[[ Entries supplied open ]]

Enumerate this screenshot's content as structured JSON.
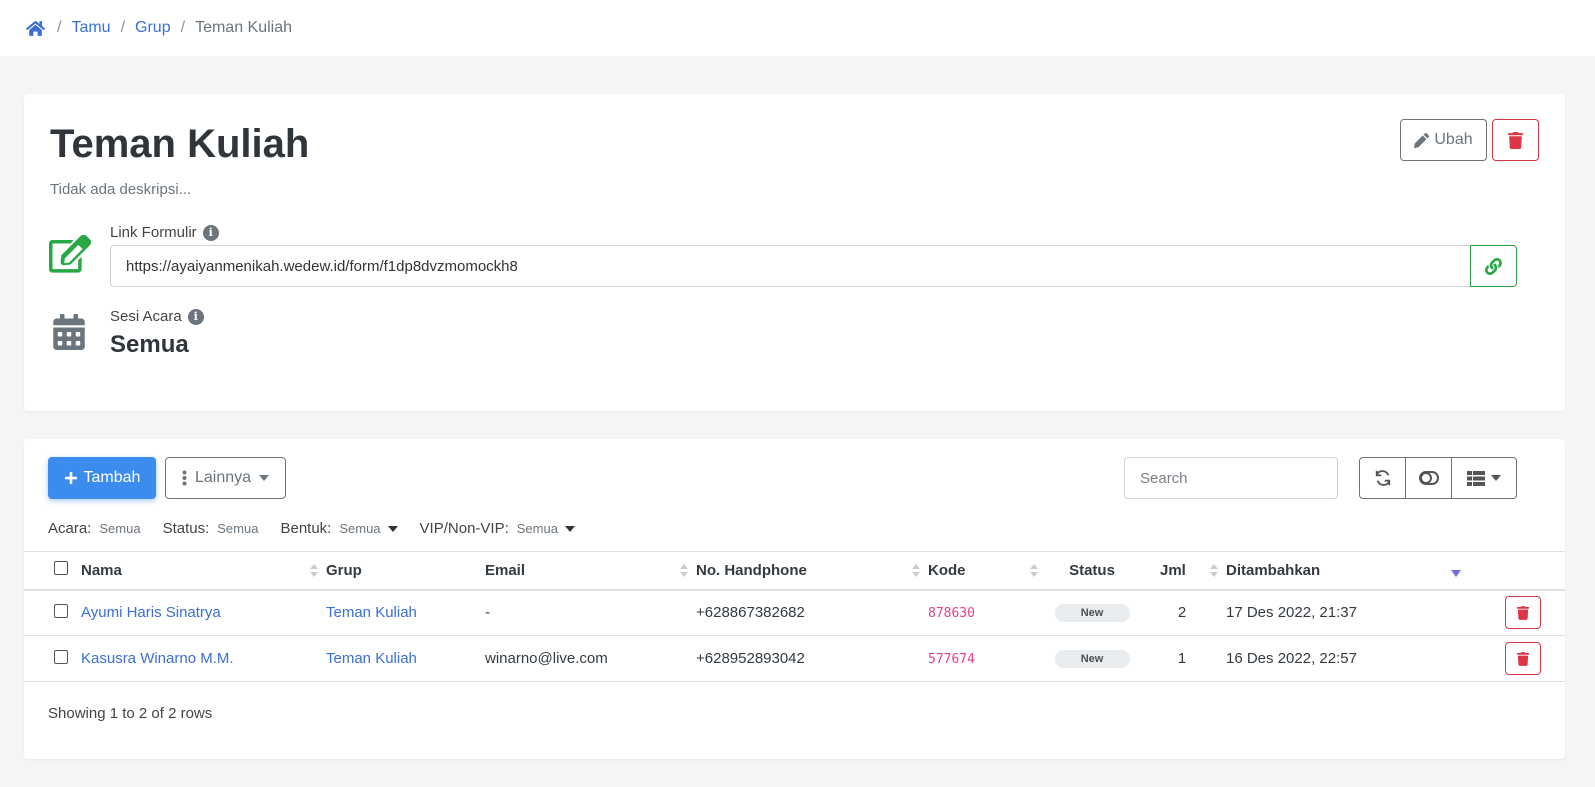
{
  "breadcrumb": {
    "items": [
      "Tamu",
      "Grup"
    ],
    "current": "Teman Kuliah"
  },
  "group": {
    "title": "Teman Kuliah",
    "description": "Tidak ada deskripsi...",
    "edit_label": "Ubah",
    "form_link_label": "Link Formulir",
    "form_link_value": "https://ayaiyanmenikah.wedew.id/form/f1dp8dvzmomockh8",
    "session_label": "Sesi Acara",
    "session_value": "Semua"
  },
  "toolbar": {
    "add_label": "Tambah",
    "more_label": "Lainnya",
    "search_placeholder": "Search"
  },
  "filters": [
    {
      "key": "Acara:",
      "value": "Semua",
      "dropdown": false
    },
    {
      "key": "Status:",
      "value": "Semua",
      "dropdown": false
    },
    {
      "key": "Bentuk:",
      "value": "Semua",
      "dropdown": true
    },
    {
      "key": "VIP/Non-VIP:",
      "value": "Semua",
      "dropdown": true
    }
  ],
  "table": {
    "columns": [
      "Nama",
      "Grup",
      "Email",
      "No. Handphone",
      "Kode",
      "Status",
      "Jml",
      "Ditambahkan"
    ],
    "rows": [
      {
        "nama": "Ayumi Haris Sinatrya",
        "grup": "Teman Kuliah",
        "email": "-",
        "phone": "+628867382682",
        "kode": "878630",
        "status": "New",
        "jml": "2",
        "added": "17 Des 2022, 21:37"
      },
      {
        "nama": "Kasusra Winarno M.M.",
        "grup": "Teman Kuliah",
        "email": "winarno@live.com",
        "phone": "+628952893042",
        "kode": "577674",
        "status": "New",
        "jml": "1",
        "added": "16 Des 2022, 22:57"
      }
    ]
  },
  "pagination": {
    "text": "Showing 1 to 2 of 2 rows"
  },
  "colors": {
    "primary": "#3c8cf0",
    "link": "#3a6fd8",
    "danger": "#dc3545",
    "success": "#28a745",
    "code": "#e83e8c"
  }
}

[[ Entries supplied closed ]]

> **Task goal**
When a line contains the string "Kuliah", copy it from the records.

> **Finished exercise**
    "current": "Teman Kuliah"
    "title": "Teman Kuliah",
        "grup": "Teman Kuliah",
        "grup": "Teman Kuliah",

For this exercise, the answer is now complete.